§ Action item: Could the whole of the data below be written out verbatim?

§ Material supplied:

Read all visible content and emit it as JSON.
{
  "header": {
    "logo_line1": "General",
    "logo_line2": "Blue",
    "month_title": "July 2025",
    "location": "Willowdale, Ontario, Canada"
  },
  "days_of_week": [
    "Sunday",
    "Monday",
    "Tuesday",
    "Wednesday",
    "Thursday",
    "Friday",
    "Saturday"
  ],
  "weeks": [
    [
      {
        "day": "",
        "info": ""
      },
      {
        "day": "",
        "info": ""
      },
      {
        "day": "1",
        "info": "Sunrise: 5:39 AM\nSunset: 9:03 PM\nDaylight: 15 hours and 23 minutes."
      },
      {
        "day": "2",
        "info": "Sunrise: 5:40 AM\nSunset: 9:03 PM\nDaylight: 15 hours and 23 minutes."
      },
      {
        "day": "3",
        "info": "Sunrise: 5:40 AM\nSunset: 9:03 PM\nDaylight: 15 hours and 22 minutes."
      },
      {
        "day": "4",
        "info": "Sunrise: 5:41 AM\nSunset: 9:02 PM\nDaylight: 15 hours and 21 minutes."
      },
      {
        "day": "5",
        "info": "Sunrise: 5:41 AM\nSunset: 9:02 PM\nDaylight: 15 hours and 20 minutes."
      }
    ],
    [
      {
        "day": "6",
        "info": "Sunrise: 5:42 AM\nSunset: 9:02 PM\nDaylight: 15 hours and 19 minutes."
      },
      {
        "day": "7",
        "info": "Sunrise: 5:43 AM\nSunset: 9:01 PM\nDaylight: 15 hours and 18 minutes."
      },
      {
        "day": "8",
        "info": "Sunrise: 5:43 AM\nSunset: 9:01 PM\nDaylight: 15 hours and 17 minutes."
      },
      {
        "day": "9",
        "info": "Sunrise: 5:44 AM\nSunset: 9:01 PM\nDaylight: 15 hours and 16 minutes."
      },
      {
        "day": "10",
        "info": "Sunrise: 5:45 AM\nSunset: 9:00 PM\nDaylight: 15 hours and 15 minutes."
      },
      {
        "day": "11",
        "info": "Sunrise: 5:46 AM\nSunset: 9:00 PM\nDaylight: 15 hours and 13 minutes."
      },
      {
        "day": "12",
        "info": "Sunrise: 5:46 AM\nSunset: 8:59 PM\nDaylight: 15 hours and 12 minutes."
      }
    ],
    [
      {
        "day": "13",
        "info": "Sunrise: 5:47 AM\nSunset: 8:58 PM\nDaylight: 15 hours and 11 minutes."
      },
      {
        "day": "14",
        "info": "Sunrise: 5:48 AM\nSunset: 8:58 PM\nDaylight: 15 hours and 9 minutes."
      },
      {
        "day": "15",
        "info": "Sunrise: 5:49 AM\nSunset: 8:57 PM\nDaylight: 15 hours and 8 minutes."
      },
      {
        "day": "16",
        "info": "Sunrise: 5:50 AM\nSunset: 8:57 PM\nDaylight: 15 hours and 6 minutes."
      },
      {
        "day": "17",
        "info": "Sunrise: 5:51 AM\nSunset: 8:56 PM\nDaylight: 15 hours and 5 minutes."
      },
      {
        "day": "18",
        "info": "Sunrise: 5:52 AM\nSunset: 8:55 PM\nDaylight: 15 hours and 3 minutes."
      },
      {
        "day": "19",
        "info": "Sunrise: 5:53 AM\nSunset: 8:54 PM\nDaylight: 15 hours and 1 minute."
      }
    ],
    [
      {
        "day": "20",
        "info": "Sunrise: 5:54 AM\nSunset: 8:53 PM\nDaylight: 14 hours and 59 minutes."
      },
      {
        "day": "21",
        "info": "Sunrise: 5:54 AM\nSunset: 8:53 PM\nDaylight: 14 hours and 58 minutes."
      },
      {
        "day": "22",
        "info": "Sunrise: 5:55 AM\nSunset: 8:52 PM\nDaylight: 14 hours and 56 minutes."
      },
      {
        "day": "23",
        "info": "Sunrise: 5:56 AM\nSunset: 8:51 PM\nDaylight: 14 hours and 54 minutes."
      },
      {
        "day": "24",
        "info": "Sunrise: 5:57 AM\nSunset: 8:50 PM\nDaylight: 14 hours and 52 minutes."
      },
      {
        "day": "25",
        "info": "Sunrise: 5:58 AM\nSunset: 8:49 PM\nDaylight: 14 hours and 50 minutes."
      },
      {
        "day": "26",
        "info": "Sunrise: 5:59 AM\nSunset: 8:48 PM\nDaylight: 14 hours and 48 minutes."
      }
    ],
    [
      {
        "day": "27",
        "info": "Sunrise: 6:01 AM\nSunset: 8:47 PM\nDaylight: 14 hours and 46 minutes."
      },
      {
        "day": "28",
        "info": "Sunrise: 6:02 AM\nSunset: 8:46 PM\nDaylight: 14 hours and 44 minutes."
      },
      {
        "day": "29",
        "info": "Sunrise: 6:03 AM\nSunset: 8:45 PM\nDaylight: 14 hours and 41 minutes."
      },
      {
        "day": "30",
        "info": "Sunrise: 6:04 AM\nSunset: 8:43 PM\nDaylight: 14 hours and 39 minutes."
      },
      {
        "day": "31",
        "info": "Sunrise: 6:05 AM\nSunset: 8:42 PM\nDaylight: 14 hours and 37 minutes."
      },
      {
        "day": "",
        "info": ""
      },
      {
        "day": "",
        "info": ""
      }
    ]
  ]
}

§ Response below:
Read all visible content and emit it as JSON.
{
  "header": {
    "logo_line1": "General",
    "logo_line2": "Blue",
    "month_title": "July 2025",
    "location": "Willowdale, Ontario, Canada"
  },
  "days_of_week": [
    "Sunday",
    "Monday",
    "Tuesday",
    "Wednesday",
    "Thursday",
    "Friday",
    "Saturday"
  ],
  "weeks": [
    [
      {
        "day": "",
        "info": ""
      },
      {
        "day": "",
        "info": ""
      },
      {
        "day": "1",
        "info": "Sunrise: 5:39 AM\nSunset: 9:03 PM\nDaylight: 15 hours and 23 minutes."
      },
      {
        "day": "2",
        "info": "Sunrise: 5:40 AM\nSunset: 9:03 PM\nDaylight: 15 hours and 23 minutes."
      },
      {
        "day": "3",
        "info": "Sunrise: 5:40 AM\nSunset: 9:03 PM\nDaylight: 15 hours and 22 minutes."
      },
      {
        "day": "4",
        "info": "Sunrise: 5:41 AM\nSunset: 9:02 PM\nDaylight: 15 hours and 21 minutes."
      },
      {
        "day": "5",
        "info": "Sunrise: 5:41 AM\nSunset: 9:02 PM\nDaylight: 15 hours and 20 minutes."
      }
    ],
    [
      {
        "day": "6",
        "info": "Sunrise: 5:42 AM\nSunset: 9:02 PM\nDaylight: 15 hours and 19 minutes."
      },
      {
        "day": "7",
        "info": "Sunrise: 5:43 AM\nSunset: 9:01 PM\nDaylight: 15 hours and 18 minutes."
      },
      {
        "day": "8",
        "info": "Sunrise: 5:43 AM\nSunset: 9:01 PM\nDaylight: 15 hours and 17 minutes."
      },
      {
        "day": "9",
        "info": "Sunrise: 5:44 AM\nSunset: 9:01 PM\nDaylight: 15 hours and 16 minutes."
      },
      {
        "day": "10",
        "info": "Sunrise: 5:45 AM\nSunset: 9:00 PM\nDaylight: 15 hours and 15 minutes."
      },
      {
        "day": "11",
        "info": "Sunrise: 5:46 AM\nSunset: 9:00 PM\nDaylight: 15 hours and 13 minutes."
      },
      {
        "day": "12",
        "info": "Sunrise: 5:46 AM\nSunset: 8:59 PM\nDaylight: 15 hours and 12 minutes."
      }
    ],
    [
      {
        "day": "13",
        "info": "Sunrise: 5:47 AM\nSunset: 8:58 PM\nDaylight: 15 hours and 11 minutes."
      },
      {
        "day": "14",
        "info": "Sunrise: 5:48 AM\nSunset: 8:58 PM\nDaylight: 15 hours and 9 minutes."
      },
      {
        "day": "15",
        "info": "Sunrise: 5:49 AM\nSunset: 8:57 PM\nDaylight: 15 hours and 8 minutes."
      },
      {
        "day": "16",
        "info": "Sunrise: 5:50 AM\nSunset: 8:57 PM\nDaylight: 15 hours and 6 minutes."
      },
      {
        "day": "17",
        "info": "Sunrise: 5:51 AM\nSunset: 8:56 PM\nDaylight: 15 hours and 5 minutes."
      },
      {
        "day": "18",
        "info": "Sunrise: 5:52 AM\nSunset: 8:55 PM\nDaylight: 15 hours and 3 minutes."
      },
      {
        "day": "19",
        "info": "Sunrise: 5:53 AM\nSunset: 8:54 PM\nDaylight: 15 hours and 1 minute."
      }
    ],
    [
      {
        "day": "20",
        "info": "Sunrise: 5:54 AM\nSunset: 8:53 PM\nDaylight: 14 hours and 59 minutes."
      },
      {
        "day": "21",
        "info": "Sunrise: 5:54 AM\nSunset: 8:53 PM\nDaylight: 14 hours and 58 minutes."
      },
      {
        "day": "22",
        "info": "Sunrise: 5:55 AM\nSunset: 8:52 PM\nDaylight: 14 hours and 56 minutes."
      },
      {
        "day": "23",
        "info": "Sunrise: 5:56 AM\nSunset: 8:51 PM\nDaylight: 14 hours and 54 minutes."
      },
      {
        "day": "24",
        "info": "Sunrise: 5:57 AM\nSunset: 8:50 PM\nDaylight: 14 hours and 52 minutes."
      },
      {
        "day": "25",
        "info": "Sunrise: 5:58 AM\nSunset: 8:49 PM\nDaylight: 14 hours and 50 minutes."
      },
      {
        "day": "26",
        "info": "Sunrise: 5:59 AM\nSunset: 8:48 PM\nDaylight: 14 hours and 48 minutes."
      }
    ],
    [
      {
        "day": "27",
        "info": "Sunrise: 6:01 AM\nSunset: 8:47 PM\nDaylight: 14 hours and 46 minutes."
      },
      {
        "day": "28",
        "info": "Sunrise: 6:02 AM\nSunset: 8:46 PM\nDaylight: 14 hours and 44 minutes."
      },
      {
        "day": "29",
        "info": "Sunrise: 6:03 AM\nSunset: 8:45 PM\nDaylight: 14 hours and 41 minutes."
      },
      {
        "day": "30",
        "info": "Sunrise: 6:04 AM\nSunset: 8:43 PM\nDaylight: 14 hours and 39 minutes."
      },
      {
        "day": "31",
        "info": "Sunrise: 6:05 AM\nSunset: 8:42 PM\nDaylight: 14 hours and 37 minutes."
      },
      {
        "day": "",
        "info": ""
      },
      {
        "day": "",
        "info": ""
      }
    ]
  ]
}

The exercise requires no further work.